Instructions to follow => If a line below includes the string "Bolsonaro", copy it.

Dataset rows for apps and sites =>
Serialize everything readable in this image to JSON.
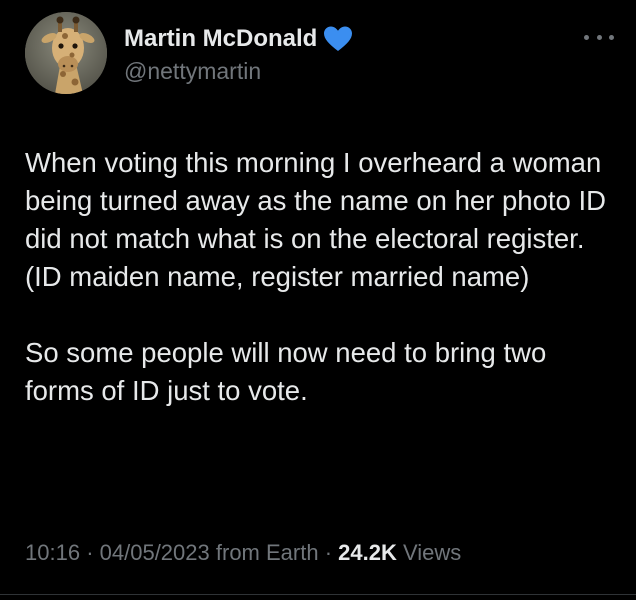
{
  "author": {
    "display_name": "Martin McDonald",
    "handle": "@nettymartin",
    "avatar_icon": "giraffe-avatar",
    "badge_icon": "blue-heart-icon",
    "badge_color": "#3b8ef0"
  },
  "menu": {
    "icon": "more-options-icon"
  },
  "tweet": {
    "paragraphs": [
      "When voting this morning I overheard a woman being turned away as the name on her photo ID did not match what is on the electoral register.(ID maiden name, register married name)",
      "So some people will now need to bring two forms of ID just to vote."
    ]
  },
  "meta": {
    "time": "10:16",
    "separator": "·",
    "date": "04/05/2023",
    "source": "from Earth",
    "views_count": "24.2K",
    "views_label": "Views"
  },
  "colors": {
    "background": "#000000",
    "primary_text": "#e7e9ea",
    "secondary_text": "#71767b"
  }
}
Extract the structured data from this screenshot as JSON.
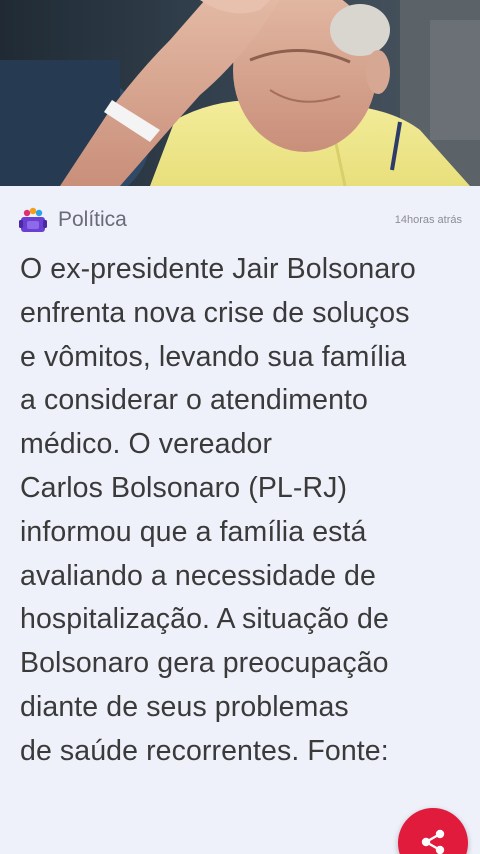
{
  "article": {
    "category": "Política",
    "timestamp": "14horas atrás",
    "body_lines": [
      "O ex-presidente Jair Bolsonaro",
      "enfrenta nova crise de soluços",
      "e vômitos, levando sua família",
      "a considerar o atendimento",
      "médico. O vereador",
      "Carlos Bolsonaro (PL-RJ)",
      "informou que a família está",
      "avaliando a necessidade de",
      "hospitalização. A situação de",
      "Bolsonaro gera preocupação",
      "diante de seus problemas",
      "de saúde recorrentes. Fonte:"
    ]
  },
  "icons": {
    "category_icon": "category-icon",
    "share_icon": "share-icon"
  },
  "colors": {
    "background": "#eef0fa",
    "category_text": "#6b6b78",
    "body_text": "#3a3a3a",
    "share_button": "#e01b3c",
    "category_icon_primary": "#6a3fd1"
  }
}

Output of the exercise =>
      "O ex-presidente Jair Bolsonaro",
      "Carlos Bolsonaro (PL-RJ)",
      "Bolsonaro gera preocupação",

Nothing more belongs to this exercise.